The new board of health mandated programs support public health in their work to address substance misuse including cannabis. Four health units in Ontario are currently working with Parent Action on Drugs (PAD) to make this happen. Toronto Public Health, Niagara Region Public Health and Middlesex London Health Unit have received training and are delivering the school-based program. The Region of Waterloo Public Health is partnering with PAD and BACCHUS Canada on the first campus-based regional training. This training will be offered in the east and north and for more information, contact Diane Buhler, the Executive Director at Parent Action on Drugs at [email protected]
Cannabis enables nonmusicians to know a little about what it is like to be a musician, and nonartists to grasp the joys of art. But I am neither an artist nor a musician. What about my own scientific work? While I find a curious disinclination to think of my professional concerns when high – the attractive intellectual adventures always seem to be in every other area – I have made a conscious effort to think of a few particularly difficult current problems in my field when high. It works, at least to a degree. I find I can bring to bear, for example, a range of relevant experimental facts which appear to be mutually inconsistent. So far, so good. At least the recall works. Then in trying to conceive of a way of reconciling the disparate facts, I was able to come up with a very bizarre possibility, one that I’m sure I would never have thought of down. I’ve written a paper which mentions this idea in passing. I think it’s very unlikely to be true, but it has consequences which are experimentally testable, which is the hallmark of an acceptable theory.

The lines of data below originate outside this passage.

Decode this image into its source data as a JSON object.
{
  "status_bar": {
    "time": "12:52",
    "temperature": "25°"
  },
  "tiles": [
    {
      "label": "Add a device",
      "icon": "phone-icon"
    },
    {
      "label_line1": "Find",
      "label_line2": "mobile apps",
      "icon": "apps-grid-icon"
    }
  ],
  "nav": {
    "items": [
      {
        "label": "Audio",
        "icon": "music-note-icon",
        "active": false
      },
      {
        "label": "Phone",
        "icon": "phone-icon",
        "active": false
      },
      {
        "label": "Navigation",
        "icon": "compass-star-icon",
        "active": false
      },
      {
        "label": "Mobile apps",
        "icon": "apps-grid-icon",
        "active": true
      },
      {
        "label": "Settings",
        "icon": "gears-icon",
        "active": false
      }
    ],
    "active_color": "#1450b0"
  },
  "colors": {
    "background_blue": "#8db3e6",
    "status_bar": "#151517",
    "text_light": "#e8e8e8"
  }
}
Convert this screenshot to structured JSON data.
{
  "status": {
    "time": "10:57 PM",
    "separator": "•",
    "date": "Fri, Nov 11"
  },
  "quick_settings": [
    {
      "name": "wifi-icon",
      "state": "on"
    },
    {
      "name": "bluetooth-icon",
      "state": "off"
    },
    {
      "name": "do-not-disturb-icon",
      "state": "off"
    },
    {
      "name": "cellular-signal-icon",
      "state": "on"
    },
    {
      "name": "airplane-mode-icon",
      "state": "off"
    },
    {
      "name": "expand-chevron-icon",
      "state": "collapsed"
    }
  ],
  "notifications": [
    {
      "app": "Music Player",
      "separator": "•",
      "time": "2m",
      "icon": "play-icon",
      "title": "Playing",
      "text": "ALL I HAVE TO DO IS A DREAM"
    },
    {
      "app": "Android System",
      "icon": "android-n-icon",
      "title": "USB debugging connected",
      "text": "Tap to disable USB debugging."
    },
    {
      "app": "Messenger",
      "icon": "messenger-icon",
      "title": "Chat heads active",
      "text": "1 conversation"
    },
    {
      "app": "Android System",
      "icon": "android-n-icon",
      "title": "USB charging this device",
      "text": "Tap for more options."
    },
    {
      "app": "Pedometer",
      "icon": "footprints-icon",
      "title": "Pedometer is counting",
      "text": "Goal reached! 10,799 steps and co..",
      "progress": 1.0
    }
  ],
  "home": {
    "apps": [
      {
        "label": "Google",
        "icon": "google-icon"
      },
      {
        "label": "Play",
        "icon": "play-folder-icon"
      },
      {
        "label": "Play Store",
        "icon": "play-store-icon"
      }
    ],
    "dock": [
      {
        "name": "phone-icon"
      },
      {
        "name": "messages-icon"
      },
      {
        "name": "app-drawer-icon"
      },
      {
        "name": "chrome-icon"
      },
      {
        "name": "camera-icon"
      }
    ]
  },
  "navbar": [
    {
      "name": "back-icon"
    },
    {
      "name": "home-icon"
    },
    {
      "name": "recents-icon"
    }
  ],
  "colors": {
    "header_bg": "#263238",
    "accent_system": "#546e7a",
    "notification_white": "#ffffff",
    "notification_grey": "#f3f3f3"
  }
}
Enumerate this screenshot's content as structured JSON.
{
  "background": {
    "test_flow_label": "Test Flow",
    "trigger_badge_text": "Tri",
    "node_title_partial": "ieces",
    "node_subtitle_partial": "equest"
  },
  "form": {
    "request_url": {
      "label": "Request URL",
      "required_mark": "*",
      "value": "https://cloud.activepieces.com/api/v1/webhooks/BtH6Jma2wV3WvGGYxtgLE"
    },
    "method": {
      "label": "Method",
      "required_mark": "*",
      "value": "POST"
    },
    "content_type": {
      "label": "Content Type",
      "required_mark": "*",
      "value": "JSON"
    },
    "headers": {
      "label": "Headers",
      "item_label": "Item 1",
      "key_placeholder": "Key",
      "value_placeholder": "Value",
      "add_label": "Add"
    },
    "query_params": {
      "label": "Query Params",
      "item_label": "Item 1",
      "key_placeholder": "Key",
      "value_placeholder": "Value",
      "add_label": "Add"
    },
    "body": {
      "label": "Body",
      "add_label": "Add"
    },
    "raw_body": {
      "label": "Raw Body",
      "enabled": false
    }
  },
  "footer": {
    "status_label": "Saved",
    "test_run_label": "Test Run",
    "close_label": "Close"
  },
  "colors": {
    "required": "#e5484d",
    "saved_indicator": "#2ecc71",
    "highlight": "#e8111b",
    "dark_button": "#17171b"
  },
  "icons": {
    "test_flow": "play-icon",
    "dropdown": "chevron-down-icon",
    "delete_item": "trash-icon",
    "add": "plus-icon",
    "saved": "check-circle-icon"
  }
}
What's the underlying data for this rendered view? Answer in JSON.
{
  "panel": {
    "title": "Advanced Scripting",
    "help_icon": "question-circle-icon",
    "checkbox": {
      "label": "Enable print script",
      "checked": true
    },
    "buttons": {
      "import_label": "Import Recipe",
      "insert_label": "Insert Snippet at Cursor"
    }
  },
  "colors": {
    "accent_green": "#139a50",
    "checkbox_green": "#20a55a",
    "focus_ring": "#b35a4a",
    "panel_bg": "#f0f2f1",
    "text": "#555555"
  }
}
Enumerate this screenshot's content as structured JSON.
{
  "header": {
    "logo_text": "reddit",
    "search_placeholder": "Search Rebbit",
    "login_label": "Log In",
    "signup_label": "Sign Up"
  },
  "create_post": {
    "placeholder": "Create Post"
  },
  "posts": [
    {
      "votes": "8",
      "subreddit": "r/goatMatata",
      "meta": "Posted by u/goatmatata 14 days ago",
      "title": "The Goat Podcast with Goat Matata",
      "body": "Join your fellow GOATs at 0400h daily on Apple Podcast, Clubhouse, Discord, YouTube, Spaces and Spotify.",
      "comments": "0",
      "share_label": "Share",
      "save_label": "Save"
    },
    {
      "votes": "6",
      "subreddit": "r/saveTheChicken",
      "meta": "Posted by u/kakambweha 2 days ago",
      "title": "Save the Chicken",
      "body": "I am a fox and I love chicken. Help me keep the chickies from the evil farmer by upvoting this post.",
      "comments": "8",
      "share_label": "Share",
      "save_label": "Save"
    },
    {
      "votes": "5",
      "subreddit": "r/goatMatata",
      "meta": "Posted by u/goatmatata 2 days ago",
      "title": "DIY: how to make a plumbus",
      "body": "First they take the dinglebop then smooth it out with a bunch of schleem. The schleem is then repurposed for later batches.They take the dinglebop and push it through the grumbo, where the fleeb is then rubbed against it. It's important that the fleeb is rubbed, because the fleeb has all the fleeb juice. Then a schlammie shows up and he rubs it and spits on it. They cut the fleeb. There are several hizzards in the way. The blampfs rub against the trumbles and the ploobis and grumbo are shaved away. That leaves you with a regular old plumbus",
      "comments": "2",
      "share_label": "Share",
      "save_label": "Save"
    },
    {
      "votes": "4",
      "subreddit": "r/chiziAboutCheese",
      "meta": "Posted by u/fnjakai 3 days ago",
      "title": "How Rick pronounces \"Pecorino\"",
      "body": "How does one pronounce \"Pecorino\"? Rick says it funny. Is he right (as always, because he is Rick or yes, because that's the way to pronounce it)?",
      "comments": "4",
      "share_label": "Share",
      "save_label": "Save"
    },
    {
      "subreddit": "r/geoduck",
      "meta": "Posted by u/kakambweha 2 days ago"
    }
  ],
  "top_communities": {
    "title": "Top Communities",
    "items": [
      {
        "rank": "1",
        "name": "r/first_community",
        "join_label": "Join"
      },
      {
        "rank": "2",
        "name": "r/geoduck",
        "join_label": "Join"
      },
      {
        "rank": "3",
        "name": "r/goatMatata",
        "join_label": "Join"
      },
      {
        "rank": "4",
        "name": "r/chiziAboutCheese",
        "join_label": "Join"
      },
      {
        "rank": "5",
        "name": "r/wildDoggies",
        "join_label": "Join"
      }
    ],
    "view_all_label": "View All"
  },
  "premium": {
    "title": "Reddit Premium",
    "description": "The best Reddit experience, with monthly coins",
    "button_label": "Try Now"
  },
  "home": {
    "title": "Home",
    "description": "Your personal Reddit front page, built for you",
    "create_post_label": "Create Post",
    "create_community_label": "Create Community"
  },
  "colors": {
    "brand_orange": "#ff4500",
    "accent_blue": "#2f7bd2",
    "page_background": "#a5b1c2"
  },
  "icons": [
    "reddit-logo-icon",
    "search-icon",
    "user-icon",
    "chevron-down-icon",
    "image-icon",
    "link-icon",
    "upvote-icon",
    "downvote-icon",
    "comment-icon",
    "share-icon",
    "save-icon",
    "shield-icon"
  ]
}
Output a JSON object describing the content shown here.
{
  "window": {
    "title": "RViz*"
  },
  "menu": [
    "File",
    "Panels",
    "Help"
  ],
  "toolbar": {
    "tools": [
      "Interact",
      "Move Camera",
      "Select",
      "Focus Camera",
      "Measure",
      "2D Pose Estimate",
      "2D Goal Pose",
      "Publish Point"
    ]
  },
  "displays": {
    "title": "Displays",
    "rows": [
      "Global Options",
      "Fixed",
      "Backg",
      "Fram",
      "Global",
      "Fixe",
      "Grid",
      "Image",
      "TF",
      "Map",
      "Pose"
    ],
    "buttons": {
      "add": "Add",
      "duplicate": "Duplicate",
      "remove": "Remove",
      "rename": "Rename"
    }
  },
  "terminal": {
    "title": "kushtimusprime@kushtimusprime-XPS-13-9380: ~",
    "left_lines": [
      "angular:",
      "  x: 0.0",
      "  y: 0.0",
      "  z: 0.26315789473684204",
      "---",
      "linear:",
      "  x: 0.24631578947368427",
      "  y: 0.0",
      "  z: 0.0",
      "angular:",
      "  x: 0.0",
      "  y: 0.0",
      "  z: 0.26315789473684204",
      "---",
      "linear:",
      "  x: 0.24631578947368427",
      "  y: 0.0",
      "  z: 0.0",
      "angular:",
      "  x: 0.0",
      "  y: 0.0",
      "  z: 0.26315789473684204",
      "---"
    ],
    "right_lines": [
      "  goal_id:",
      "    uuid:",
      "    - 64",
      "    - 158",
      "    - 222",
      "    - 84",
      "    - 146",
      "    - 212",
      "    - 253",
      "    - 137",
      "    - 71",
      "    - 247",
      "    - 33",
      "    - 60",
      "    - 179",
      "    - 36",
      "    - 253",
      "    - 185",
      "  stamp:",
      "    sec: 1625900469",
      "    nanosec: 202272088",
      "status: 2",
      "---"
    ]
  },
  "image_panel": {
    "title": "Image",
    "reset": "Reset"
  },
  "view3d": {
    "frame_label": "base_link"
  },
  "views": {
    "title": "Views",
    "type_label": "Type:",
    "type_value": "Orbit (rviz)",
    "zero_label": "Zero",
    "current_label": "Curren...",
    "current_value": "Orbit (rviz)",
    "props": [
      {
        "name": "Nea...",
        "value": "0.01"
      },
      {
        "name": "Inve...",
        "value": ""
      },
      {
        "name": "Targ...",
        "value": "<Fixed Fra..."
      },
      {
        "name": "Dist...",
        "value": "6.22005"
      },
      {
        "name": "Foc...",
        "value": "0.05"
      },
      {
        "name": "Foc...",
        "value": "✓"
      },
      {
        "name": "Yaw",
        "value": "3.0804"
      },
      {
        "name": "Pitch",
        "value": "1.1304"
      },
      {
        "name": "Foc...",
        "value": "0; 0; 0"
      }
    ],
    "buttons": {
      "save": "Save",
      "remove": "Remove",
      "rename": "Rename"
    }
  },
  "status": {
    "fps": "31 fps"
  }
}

At the heart of the crime bill, in the government’s view, is public safety through criminal apprehension. The party won successive elections with that as a key election plank, and the senior ministers for crime and justice see it as an inalterable mandate. Nicholson rose in the Commons this March saying the government makes “no apology” for its tough-on-crime agenda, including its war on pot. “Since we’ve come to office, we’ve introduced 30 pieces of legislation aimed at keeping our streets and communities safe,” he said. Public Safety Minister Vic Toews, in response to the pot legalization votes in Colorado and Washington, has flatly stated: “We will not be decriminalizing or legalizing marijuana.” Back in 2010, Toews made it clear that public safety trumps concerns about increasing costs at a time of falling crime rates. “Let’s not talk about statistics,” he told a Senate committee studying the omnibus crime bill. “Let’s talk about danger,” he said. “I want people to be safe.”